1. Ramponi DR. Proximal fifth metatarsal fractures. Adv Emerg Nurs J. 2013;35(4):287-292. doi:10.1097/TME.0b013e3182aa057b 

2. Cheung CN, Lui TH. Proximal fifth metatarsal fractures: anatomy, classification, treatment and complications. Arch Trauma Res. 2016;5(4):e33298. doi:10.5812/atr.33298 

3. Egol KA, Koval KJ, Zuckerman JD, eds. Handbook of Fractures. 6th ed. Wolters Kluwer; 2020. 

4. Steffes MJ, Weatherford B. 5th metatarsal base fracture. OrthoBullets. Updated August 20, 2021. Accessed January 29, 2022. https://www.orthobullets.com/foot-and-ankle/7031/5th-metatarsal-base-fracture 

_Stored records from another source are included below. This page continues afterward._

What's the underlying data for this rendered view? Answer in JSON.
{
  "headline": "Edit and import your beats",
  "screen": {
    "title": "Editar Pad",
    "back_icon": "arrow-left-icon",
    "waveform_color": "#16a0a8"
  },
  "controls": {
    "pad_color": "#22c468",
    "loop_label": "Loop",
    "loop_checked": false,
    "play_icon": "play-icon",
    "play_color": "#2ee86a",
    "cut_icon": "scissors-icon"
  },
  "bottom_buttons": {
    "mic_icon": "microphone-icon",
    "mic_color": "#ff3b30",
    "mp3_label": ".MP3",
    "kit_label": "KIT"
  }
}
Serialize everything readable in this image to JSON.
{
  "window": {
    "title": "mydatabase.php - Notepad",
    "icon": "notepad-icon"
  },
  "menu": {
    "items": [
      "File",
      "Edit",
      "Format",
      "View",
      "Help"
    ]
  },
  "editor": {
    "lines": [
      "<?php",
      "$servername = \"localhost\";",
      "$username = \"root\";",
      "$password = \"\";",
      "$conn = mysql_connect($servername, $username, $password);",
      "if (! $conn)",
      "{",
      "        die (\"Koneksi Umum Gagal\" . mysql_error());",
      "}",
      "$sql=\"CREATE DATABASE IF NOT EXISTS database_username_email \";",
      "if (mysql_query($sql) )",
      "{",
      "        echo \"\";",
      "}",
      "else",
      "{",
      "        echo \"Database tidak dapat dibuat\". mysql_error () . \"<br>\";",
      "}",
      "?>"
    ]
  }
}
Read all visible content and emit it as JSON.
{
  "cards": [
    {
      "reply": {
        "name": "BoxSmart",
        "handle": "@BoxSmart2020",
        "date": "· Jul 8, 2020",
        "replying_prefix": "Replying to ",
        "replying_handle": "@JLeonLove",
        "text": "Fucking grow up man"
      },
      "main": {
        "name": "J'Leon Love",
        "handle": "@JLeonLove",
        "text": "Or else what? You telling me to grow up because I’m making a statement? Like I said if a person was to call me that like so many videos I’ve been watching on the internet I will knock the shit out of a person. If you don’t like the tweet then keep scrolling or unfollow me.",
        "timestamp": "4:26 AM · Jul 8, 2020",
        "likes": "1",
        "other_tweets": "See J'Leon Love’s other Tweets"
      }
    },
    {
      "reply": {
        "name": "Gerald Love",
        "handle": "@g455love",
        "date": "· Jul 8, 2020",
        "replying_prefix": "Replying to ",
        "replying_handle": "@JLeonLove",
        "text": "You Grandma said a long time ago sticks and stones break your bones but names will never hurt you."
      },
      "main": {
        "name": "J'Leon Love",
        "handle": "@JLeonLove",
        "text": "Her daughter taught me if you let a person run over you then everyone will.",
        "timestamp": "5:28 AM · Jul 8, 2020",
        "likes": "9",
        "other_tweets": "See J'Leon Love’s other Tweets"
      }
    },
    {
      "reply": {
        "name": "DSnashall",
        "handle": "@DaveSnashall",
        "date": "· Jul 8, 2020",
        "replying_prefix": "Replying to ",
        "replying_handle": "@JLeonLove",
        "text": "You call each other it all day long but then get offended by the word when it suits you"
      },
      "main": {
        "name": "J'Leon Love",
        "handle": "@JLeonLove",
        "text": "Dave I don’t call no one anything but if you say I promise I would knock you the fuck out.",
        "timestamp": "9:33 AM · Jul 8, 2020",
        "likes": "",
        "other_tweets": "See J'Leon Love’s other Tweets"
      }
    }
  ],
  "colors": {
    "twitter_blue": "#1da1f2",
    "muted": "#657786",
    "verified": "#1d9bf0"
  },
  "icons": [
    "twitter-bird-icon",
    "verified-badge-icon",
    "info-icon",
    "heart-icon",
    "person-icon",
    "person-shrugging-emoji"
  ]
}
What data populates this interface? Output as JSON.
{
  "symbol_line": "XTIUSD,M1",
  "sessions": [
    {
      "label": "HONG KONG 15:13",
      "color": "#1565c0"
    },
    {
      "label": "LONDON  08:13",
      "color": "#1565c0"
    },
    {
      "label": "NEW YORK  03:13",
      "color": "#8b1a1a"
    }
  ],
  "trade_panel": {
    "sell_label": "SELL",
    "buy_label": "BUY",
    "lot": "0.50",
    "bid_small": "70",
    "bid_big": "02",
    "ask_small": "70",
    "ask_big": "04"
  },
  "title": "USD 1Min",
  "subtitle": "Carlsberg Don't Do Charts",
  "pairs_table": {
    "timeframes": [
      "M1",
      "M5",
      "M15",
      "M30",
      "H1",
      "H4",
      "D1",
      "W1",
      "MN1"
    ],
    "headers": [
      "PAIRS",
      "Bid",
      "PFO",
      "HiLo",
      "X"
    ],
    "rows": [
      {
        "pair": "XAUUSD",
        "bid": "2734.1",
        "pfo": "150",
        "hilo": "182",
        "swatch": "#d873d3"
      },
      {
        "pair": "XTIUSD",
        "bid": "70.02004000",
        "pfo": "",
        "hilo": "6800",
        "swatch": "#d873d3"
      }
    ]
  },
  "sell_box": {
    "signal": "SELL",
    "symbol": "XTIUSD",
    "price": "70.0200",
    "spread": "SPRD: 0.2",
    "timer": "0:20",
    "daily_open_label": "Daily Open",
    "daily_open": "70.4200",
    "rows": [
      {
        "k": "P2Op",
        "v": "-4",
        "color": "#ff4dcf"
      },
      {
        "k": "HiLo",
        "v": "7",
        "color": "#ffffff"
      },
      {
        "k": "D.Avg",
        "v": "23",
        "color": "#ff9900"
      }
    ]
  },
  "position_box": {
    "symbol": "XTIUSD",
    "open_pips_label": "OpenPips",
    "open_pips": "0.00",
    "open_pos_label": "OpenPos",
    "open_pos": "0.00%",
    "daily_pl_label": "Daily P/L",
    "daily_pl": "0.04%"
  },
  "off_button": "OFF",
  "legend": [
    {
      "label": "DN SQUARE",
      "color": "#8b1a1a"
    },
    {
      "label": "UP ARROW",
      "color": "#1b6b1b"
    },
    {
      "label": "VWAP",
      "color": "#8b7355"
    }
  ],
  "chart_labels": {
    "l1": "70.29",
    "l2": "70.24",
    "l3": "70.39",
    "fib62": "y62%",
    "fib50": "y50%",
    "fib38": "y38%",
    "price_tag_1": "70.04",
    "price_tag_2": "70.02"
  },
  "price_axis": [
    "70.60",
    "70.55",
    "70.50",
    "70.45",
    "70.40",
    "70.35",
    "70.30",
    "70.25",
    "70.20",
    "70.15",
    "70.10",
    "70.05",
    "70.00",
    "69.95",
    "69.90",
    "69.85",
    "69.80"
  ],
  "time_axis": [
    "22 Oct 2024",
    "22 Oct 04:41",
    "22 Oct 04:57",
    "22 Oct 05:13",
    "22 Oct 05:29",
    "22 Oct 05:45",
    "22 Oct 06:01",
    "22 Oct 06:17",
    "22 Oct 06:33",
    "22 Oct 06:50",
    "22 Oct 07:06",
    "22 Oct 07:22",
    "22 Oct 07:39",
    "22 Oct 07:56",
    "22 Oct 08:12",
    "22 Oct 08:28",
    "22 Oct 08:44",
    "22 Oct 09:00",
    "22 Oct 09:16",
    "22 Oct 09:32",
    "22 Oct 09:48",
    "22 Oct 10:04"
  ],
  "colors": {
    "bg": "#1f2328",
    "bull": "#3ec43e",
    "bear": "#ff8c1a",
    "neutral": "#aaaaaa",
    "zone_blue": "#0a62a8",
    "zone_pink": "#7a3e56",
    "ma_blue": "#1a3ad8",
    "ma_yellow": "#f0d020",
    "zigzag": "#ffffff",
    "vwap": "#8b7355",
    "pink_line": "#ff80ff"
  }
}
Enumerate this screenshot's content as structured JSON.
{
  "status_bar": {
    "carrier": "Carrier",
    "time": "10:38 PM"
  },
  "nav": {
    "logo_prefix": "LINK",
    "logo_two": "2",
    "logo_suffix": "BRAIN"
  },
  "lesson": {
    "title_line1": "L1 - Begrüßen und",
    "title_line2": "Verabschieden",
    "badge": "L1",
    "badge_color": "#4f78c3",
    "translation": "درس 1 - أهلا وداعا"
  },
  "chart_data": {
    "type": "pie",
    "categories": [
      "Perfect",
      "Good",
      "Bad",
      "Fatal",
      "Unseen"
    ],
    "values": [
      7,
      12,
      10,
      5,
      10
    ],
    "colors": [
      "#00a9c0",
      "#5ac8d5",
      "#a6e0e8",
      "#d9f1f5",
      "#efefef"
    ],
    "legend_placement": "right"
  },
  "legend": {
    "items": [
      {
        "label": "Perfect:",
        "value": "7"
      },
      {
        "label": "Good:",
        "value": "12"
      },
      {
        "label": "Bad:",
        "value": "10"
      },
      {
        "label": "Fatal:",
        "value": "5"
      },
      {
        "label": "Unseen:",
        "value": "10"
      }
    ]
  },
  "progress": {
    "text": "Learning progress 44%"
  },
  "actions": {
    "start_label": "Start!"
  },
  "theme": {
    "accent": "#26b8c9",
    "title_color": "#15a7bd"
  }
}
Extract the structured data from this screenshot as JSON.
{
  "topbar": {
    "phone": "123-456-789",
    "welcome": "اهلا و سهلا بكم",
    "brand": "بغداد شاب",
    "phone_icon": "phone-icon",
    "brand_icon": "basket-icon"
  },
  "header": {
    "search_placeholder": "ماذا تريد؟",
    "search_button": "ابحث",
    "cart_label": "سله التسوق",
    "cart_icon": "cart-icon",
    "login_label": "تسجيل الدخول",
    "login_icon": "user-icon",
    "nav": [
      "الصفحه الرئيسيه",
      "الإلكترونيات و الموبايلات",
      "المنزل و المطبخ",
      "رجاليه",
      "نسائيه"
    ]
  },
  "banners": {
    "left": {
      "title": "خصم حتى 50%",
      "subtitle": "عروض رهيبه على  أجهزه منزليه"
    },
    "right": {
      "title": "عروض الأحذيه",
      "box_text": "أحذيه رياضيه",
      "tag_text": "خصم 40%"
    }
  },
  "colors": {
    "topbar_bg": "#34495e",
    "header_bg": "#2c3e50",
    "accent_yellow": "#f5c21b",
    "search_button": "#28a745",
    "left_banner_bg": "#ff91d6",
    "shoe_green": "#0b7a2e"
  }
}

5. Gaillard F, Hacking C. Avulsion fracture of the 5th metatarsal styloid. Radiopaedia. May 2, 2008. Updated December 27, 2021. Accessed January 29, 2022. https://doi.org/10.53347/rID-952